* _Exercise materials_
::::::
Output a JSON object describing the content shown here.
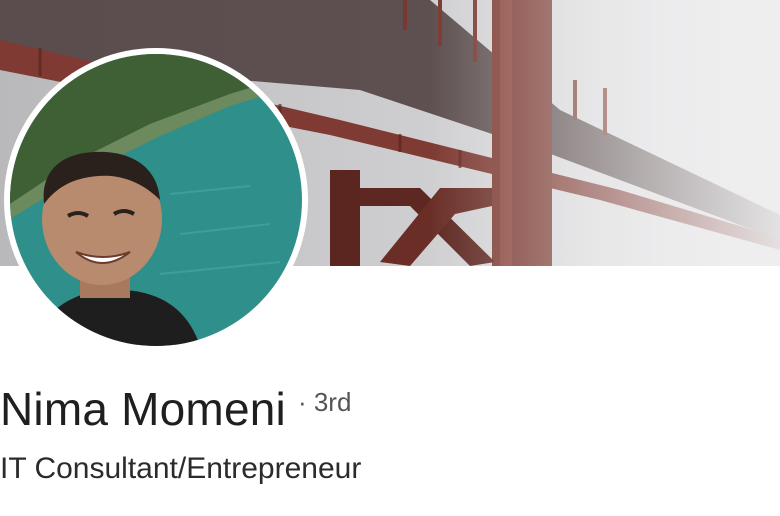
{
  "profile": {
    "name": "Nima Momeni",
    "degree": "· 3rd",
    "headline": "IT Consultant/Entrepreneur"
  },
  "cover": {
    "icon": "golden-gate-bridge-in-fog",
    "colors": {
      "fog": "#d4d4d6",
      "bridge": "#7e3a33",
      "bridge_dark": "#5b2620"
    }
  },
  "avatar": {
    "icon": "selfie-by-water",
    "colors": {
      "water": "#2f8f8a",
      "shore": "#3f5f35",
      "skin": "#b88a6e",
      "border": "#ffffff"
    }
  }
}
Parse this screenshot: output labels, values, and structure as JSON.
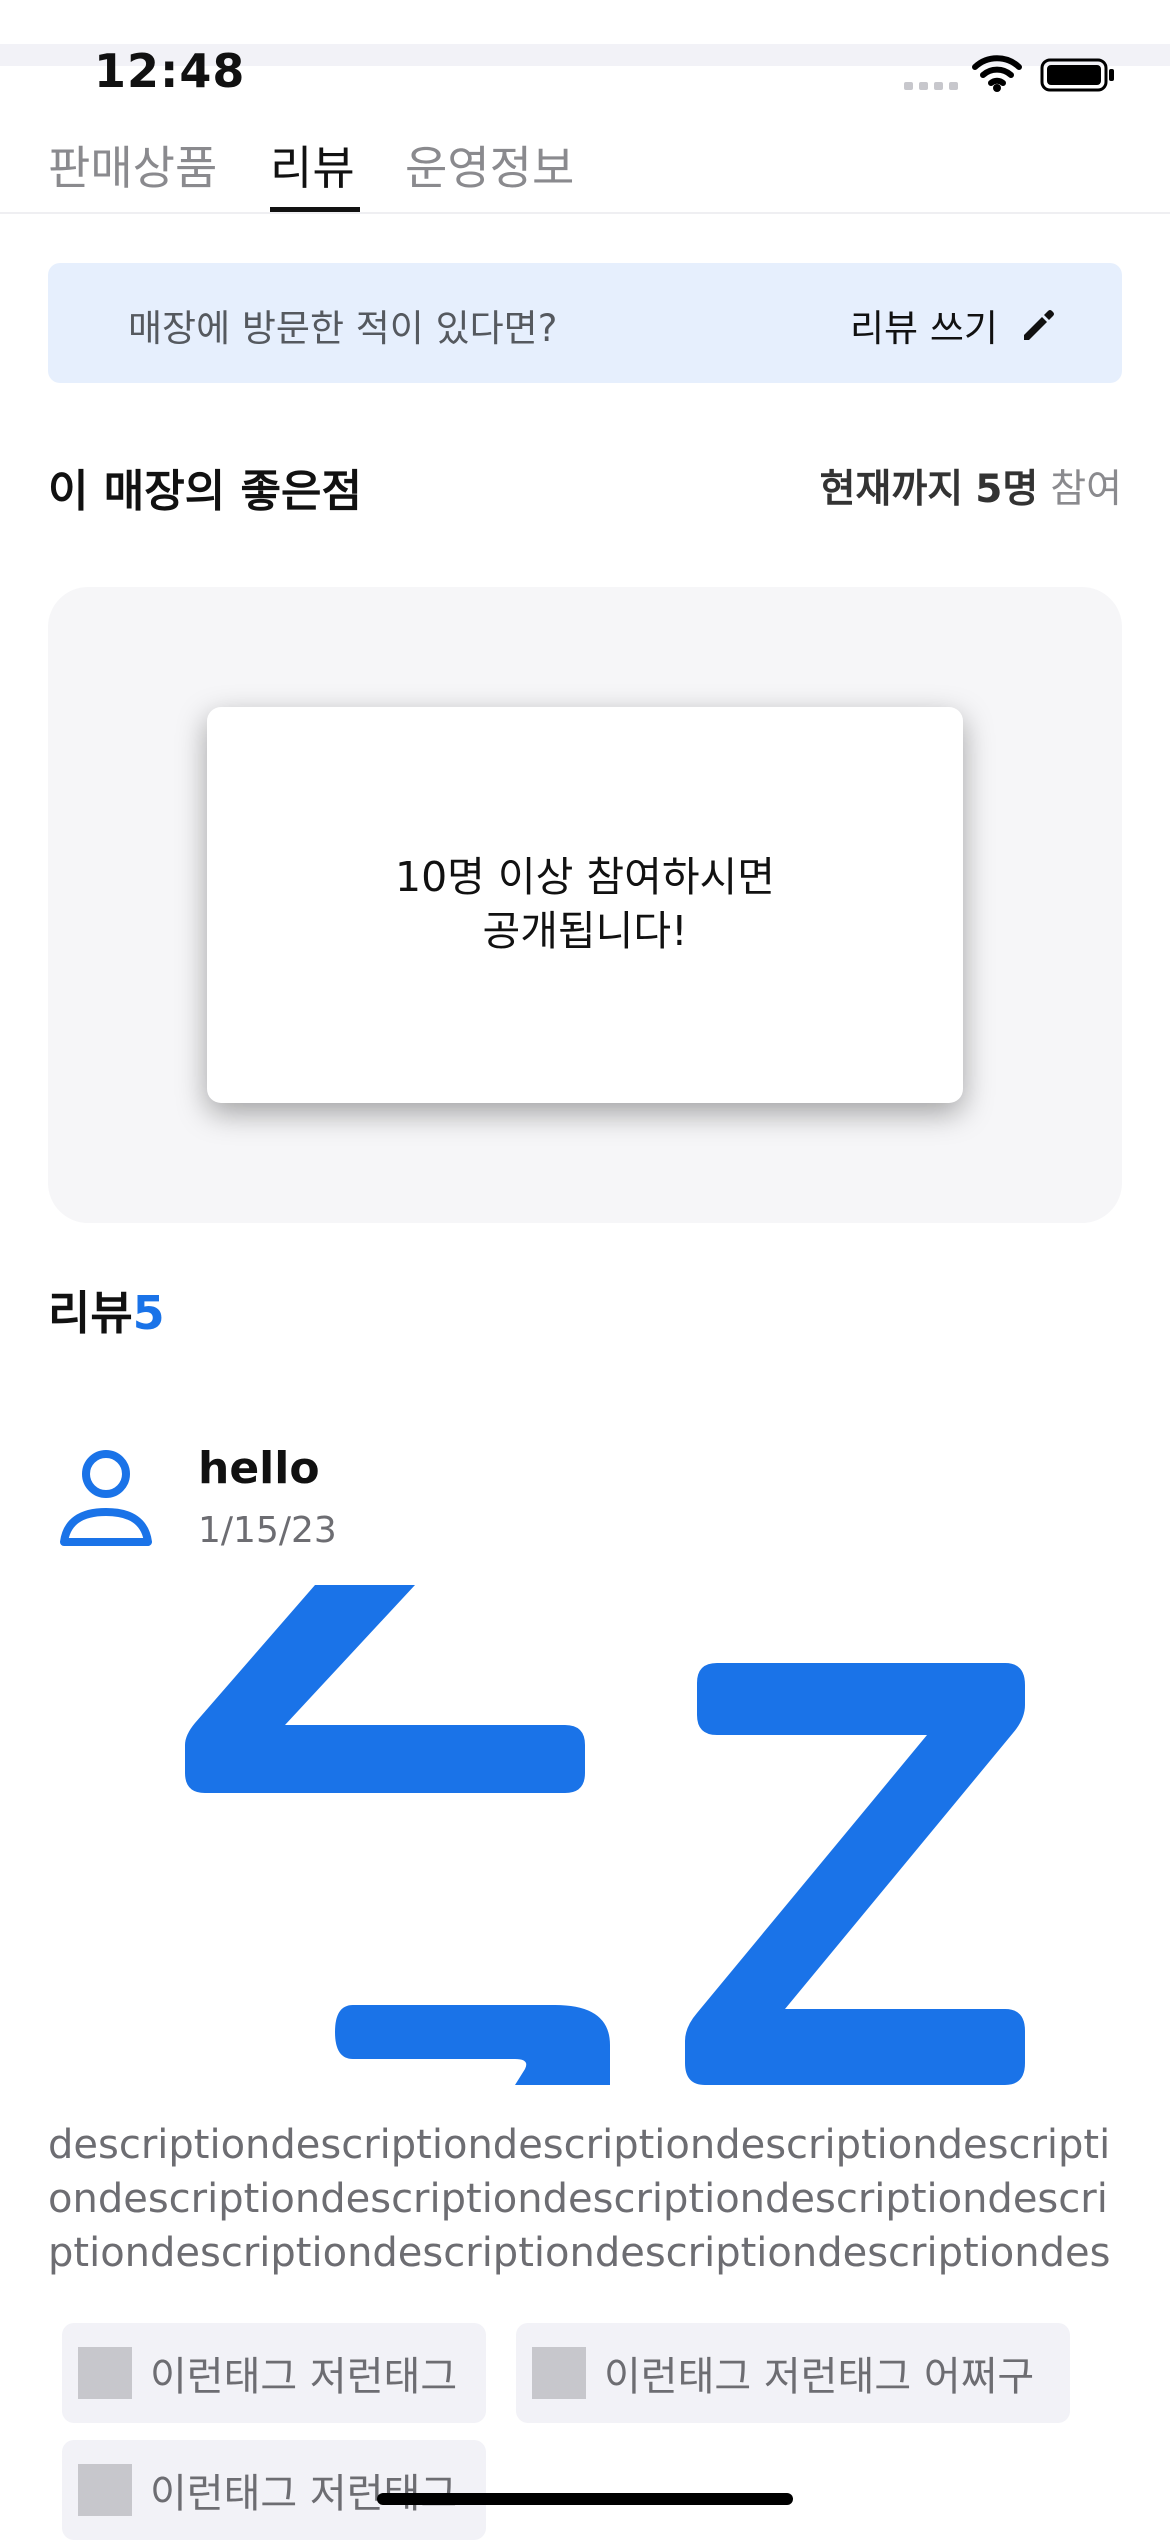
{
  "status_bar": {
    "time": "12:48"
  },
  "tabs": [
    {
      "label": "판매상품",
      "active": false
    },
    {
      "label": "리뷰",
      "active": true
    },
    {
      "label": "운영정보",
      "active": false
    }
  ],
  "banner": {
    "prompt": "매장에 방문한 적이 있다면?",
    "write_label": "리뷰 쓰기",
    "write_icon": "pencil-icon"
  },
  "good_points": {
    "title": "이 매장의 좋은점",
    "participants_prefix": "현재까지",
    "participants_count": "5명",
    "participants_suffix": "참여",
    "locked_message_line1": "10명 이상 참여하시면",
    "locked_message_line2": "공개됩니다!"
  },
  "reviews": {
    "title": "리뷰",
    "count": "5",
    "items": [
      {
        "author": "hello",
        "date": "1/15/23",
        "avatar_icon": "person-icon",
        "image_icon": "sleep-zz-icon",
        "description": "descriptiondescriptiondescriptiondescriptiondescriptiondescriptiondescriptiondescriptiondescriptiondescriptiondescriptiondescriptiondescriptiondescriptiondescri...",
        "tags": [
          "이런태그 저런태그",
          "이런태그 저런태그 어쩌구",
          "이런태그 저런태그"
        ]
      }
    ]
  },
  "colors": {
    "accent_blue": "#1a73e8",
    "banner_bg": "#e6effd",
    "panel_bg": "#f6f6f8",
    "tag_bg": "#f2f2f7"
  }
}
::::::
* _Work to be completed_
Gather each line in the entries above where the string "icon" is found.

* _Task solution_
    "icon": "golden-gate-bridge-in-fog",
    "icon": "selfie-by-water",
    "write_icon": "pencil-icon"
        "avatar_icon": "person-icon",
        "image_icon": "sleep-zz-icon",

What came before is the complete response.